geo-economic analysis as a business intelligence tools is not new, but has not
been extensively deployed in the telecoms industry, as network operators have
traditionally lacked the know-how to access and interpret all available data in
a meaningful manner. Today the right tools exist to help interpret the
information available in the service providersGÇÖ environment (including size and
telecom requirements of enterprises and competition footprint) to support a
pragmatic growth strategy plan. In the next year or so, we expect to see
geo-analytics being used both in the enterprise connectivity sector (helping
identify new customers) and in the mobile space to help plan the roll-out of
LTE deployments.Mervyn Kelly -áCiena Marketing-á
Featured Video
From The Founder
The 'gleaming city on a hill,' Steve Saunders calls it. But who is going to take us from today's NFV componentry to the grand future of a self-driving network? Here's a look at the vendors hoping to make it happen.
Flash Poll
Upcoming Live Events
September 28, 2017, Denver, CO
October 18, 2017, Colorado Convention Center - Denver, CO
November 1, 2017, The Royal Garden Hotel
November 1, 2017, The Montcalm Marble Arch
November 2, 2017, 8 Northumberland Avenue, London, UK
November 2, 2017, 8 Northumberland Avenue – London
November 10, 2017, The Westin Times Square, New York, NY
November 30, 2017, The Westin Times Square
All Upcoming Live Events
Infographics
With the mobile ecosystem becoming increasingly vulnerable to security threats, AdaptiveMobile has laid out some of the key considerations for the wireless community.
Hot Topics
Could 5G Have Found Its Glass Ceiling?
Dan Jones, Mobile Editor, 9/20/2017
Why Amazon May Be Cable's Biggest Threat
Mari Silbey, Senior Editor, Cable/Video, 9/22/2017
1 Million Pirate Set-Top Boxes Sold in the UK
Aditya Kishore, Practice Leader, Video Transformation, Telco Transformation, 9/20/2017
Can Fixed Wireless Fix Rural Broadband?
Mari Silbey, Senior Editor, Cable/Video, 9/25/2017
Comcast Shuts Down OTT Again
Mari Silbey, Senior Editor, Cable/Video, 9/19/2017
Animals with Phones
Live Digital Audio

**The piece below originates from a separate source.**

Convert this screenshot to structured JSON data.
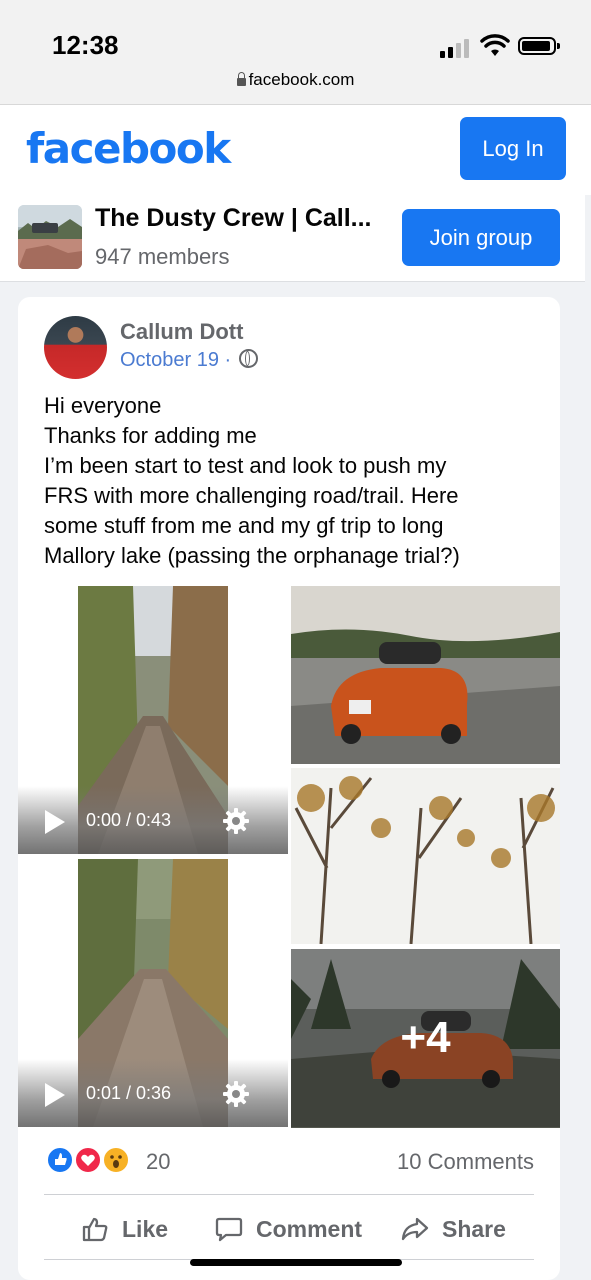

Understanding the full experience of women in technology requires starting at the collegiate level (or sooner) and studying the technologies women are involved with, company cultures they're part of and personal experiences of individuals.

During this WiC radio show, we will talk with Nicole Engelbert, the director of Research & Analysis for Ovum Technology and a 23-year telecom industry veteran, about her experiences and perspectives on women in tech. Engelbert covers infrastructure, applications and industries for Ovum, but she is also involved in the research firm's higher education team and has helped colleges and universities globally leverage technology as a strategy for improving recruitment, retention and graduation performance.

She will share her unique insight into the collegiate level, where women pursuing engineering and STEM-related degrees is dwindling. Engelbert will also reveal new, original Ovum research on the topics of artificial intelligence, the Internet of Things, security and augmented reality, as well as discuss what each of those technologies might mean for women in our field. As always, we'll also leave plenty of time to answer all your questions live on the air and chat board.

Like Us on Facebook
Twitter Feed